This photograph of the Free Library at Grays was taken around a decade after the building had opened on a plot of land on Orsett Road donated by the brewer Charles Seabrooke, along with his business partner H. Astley. The library was formally opened by the Countess of Warwick, "Daisy" Greville. Although born in London, her ancestral home was in Essex. Opened to the public in November 1903, the building replaced a room in the Bank Buildings on the High Street. That may be the head librarian stood inside the entrance porch. Around the time of this photograph that post was held by Francis W. Saxton. Born in Plaistow, he had previously worked as a clerk for the railway company. The Grays & Tilbury Gazette and Southend Telegraph reported that the opening ceremony "took place amid scenes of dignified rejoicing which befitted the culmination of so important a scheme of municipal enterprise." Like many libraries of the period, it was mostly funded by the Andrew Carnegie, who donated £3,000 towards the project. The library was designed by the locally-based architect and artist Christopher Mitchell Shiner who produced a Renaissance-styled structure of locally-sourced red bricks with Portland stone dressings, topped with a roof of Westmoreland green slate. It was reported, and can be seen in this photograph that "the building was ornamented with carving, the gables bearing an allegorical representation of the arms of Grays, Thor"s belt, Thor"s hammer, and Thor"s oak, surrounding a view of the river, the Parish Church, and the Training Ship Exmouth." The clock tower was provided by the school children of the town. The building was damaged in the Second World War when a V-1 rocket landed in a pit to the rear of the building. This enemy action destroyed around 2,000 books held in the library. In later years the building was deemed too small for the town in which the population had increased significantly. Subsequently, a new library building was opened in January 1972.

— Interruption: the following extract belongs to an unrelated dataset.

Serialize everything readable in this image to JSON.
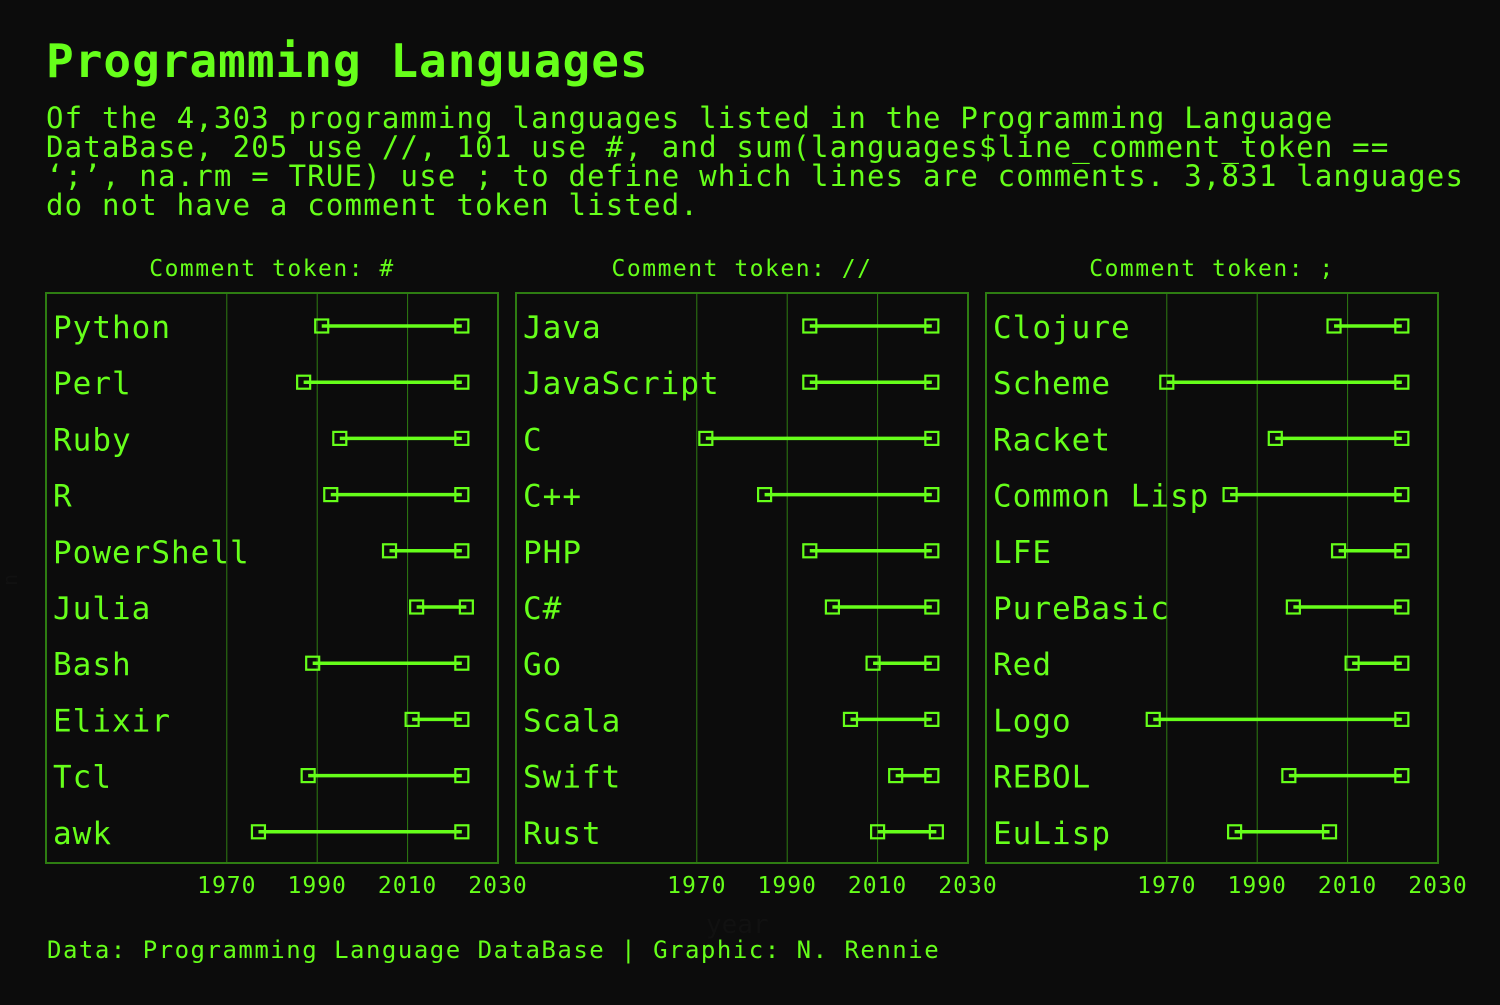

This small three-arched bridge created a crossing of Rainham Creek. A continuation of the River Ingrebourne, the creek flows into the River Thames. An important site designated a Site of Special Scientific Interest because of the habitats supported by the extensive reed marsh, the Ingrebourne flows through the old parish and from the village runs in a south-westerly direction to join the Thames at what was known as Frog Island, between Old Man's Head and Rainham Ferry. I assume this was the old Red Bridge marked on ordnance survey maps close to where the large Tesco supermarket stands in the 21st century.